To do
Find every line below that contains the word "form" and copy it out.

◇ ◇ ◇ ◇

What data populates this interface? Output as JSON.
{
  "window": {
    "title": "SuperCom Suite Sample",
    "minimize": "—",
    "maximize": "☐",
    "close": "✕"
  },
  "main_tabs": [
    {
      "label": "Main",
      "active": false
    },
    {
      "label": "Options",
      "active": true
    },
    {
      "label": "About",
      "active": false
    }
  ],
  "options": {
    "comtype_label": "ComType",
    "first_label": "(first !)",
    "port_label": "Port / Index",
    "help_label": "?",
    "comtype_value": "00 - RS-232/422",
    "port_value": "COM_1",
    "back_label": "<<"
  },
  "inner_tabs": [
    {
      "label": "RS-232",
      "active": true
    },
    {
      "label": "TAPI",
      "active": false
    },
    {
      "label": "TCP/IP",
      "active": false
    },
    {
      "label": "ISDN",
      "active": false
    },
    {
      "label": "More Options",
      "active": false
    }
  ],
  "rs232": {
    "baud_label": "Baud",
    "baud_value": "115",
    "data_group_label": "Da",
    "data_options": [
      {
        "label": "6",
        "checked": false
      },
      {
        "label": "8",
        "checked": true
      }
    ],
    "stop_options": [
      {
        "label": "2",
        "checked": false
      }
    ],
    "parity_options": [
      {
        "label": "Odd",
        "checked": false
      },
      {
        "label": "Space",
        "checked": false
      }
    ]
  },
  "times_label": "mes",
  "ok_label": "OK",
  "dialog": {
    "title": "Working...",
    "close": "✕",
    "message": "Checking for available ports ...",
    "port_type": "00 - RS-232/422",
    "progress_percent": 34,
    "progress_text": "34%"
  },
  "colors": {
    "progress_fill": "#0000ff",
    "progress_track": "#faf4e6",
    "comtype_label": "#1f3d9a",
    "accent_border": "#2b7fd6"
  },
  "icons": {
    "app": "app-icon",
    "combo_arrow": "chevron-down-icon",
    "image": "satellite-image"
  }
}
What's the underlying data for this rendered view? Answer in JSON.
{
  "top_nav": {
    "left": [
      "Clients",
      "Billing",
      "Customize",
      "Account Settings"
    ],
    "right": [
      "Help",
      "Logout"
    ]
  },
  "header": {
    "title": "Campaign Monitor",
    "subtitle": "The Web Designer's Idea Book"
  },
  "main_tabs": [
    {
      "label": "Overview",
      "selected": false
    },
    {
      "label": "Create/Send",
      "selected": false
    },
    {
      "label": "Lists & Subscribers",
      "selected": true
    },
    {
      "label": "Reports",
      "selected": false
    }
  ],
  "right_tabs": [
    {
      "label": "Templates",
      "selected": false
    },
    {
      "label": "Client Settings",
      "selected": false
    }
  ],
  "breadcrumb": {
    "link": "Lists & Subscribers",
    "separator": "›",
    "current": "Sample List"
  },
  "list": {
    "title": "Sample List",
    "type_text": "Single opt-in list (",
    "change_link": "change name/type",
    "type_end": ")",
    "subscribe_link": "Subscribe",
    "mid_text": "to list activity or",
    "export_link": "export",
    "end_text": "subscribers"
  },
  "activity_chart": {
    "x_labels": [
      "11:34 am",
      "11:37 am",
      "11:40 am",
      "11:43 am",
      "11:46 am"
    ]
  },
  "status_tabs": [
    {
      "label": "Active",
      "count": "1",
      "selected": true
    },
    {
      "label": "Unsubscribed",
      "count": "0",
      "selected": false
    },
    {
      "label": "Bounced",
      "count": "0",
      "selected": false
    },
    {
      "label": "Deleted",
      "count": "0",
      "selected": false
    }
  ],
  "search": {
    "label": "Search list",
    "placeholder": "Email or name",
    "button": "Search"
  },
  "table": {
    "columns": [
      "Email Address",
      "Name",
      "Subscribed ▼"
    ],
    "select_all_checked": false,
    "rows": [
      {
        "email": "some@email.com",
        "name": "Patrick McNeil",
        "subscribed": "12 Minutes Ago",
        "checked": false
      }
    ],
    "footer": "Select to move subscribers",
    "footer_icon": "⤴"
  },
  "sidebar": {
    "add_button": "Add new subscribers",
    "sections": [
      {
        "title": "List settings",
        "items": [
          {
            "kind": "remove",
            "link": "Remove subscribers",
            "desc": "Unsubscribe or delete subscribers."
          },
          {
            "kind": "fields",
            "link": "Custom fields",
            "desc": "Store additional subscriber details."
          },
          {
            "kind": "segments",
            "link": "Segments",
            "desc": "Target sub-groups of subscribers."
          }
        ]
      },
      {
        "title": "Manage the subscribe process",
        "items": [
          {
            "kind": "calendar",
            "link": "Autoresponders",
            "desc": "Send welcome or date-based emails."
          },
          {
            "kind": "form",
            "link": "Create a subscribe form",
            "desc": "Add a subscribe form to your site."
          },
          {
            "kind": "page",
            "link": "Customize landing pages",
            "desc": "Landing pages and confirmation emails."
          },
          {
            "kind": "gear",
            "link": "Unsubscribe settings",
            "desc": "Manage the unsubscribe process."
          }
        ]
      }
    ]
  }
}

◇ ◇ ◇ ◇

Task answer
            "kind": "form",
            "link": "Create a subscribe form",
            "desc": "Add a subscribe form to your site."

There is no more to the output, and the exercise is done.